Infidelity is Emotional
Finally, Colombian neuroscientist Rodolfo Llinas (4)affirms that the structure of the intellect is centered in the emotional. This is to say that the emotional will dominate any sense of logic.
Love is one most important manifestations of emotion, and his studies reflect that the higher the intellectual capacity, there exists a lower possibility of infidelity. This happens because as we occupy our minds in more complex situations, it is less likely to think on things that waste emotional energy such as infidelities.
Rodolfo also mentions that the freer time we have, the more that a large door opens to allow the possibility of infidelities. To avoid discovery the Infidelity will require time and effort in crafting strategies and activities. It takes time and effort to hide things, to invent timelines, histories etc., all to be able to keep two lives going on simultaneously. People who are very occupied don´t see much sense in submitting to this type of wear and tear resulting from the emotional stress of the infidelity.
But whether you have been unfaithful, or not a Gallup Poll (5) shows that while 90% of Americans indicate that birth control is morally acceptable, only 9% of married men and women say that having an affair is morally acceptable. The trend on infidelity has remained at low levels for the past 20 years, reality of other studies previously presented indicate that infidelity has a much greater index of reality than the thought of it being moral or not.
Studies that shoe infidelity rates, clearly suggest that the “social” perception of it, is not a significant deterrent from doing it. Conclusion: there is a “double sense of morality, depending on who is asked.
While there is no single cause for infidelity, there are many excuses/reasons given for it. Some have even blamed technology. Excuses given have not been demonstrated as causes of infidelity. While technology can certainly facilitate it, in the end, it is.
the person who decides.

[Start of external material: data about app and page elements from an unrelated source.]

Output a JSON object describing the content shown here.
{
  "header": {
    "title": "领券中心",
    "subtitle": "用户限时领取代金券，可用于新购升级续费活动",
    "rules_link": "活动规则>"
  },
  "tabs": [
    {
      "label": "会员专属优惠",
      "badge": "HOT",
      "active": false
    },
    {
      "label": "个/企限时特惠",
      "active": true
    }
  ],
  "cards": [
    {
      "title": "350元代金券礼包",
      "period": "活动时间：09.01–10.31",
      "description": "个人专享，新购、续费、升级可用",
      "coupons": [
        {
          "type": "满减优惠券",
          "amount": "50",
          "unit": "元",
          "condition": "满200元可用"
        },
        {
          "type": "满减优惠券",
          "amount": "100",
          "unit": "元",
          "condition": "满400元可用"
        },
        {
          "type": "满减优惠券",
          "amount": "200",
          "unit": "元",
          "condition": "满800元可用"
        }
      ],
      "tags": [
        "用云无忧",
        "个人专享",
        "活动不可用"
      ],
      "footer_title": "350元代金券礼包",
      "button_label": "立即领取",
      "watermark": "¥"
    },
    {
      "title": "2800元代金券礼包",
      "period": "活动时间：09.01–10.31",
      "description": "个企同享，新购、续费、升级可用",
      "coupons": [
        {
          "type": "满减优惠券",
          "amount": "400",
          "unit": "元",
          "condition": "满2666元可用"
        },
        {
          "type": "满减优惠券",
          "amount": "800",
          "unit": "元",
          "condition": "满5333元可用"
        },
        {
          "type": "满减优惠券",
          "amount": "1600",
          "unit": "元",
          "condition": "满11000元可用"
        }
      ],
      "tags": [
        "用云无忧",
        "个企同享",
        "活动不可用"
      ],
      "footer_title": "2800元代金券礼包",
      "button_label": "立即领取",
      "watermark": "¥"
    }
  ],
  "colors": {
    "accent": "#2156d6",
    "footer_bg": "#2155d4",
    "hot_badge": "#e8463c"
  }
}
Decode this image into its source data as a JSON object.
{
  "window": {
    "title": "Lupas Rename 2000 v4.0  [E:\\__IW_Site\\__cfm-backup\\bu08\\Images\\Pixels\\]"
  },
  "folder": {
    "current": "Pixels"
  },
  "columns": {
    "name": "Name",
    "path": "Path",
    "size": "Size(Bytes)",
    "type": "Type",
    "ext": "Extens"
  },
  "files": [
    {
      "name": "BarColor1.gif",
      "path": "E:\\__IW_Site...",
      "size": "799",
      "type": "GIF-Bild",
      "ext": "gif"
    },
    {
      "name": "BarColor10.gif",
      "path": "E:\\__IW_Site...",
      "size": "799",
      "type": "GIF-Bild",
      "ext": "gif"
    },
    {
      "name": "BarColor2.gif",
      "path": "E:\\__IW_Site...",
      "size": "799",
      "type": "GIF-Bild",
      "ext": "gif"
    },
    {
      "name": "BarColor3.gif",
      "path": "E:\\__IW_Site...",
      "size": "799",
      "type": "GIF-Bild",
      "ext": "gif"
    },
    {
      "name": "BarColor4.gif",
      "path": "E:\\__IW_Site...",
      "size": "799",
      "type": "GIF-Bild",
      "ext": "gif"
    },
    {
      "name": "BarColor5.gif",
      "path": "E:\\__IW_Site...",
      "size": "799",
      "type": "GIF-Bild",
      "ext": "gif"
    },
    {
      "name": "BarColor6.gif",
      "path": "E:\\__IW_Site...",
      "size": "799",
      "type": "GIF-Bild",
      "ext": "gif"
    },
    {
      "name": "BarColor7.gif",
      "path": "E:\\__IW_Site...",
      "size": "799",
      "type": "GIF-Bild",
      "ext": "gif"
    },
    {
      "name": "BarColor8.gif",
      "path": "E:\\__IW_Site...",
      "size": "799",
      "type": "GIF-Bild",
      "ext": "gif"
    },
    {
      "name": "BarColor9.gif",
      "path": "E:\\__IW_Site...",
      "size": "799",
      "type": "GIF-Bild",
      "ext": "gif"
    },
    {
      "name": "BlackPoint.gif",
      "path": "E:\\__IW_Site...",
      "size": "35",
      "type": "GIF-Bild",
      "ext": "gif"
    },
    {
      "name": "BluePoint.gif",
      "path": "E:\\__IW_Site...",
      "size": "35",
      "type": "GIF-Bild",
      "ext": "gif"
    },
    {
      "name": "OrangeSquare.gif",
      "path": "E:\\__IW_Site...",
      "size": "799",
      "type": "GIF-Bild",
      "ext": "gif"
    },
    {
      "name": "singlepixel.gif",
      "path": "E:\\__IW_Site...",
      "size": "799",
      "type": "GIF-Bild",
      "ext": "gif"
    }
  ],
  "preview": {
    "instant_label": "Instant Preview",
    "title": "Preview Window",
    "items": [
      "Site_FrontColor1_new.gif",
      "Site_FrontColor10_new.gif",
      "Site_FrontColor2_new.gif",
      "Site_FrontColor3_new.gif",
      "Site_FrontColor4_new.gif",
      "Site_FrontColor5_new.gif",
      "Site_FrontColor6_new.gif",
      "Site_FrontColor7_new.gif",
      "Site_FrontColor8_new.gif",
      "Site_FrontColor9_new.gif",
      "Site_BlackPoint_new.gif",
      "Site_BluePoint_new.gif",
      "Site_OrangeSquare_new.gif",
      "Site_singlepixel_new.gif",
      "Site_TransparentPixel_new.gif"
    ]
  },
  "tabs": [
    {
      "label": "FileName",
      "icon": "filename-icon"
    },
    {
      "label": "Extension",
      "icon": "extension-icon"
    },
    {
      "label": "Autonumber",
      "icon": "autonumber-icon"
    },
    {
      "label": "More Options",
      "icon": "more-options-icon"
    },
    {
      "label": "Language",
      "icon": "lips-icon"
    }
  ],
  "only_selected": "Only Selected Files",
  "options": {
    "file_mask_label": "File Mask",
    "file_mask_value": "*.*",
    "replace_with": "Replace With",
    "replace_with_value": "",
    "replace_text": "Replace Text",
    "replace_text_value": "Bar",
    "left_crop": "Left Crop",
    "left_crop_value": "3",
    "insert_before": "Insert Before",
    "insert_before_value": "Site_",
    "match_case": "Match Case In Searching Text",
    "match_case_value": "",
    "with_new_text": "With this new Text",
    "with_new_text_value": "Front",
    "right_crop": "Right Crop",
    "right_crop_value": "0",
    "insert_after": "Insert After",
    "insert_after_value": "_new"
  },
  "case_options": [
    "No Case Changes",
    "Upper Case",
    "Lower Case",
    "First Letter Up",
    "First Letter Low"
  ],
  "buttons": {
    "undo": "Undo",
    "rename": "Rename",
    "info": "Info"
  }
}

But as there exists technology that may facilitate infidelity, there is also growing technology to put a check to it.
In the end, and having considered psychology, technology, or polls where to look for the answers, there is none that are specific and precise.
The only thing we think is true, is that emotions will triumph over logic.
The chaos brought on by a discovered infidelity, will not allow relationship to survive.
- Esther Perel: “Why People Cheat: The psychology of Infidelity”https://bigthink.com/health/esther-perel-why-people-cheat-the-psychology-of-infidelity/
- Esther Perel: “The state of affairs: Rethinking Infidelity” https://www.nytimes.com/2017/10/24/books/review-state-of-affairs-rethinking-infidelity-esther-perel.html
- The Journal Sex of Research
- Rodolfo Llinas https://en.psychologyinstructor.com/loyalty-is-unique-to-the-most-intelligent-people/
- Gallup https://news.gallup.com/opinion/polling-matters/313112/understanding-increase-moral-acceptability-polygamy.aspx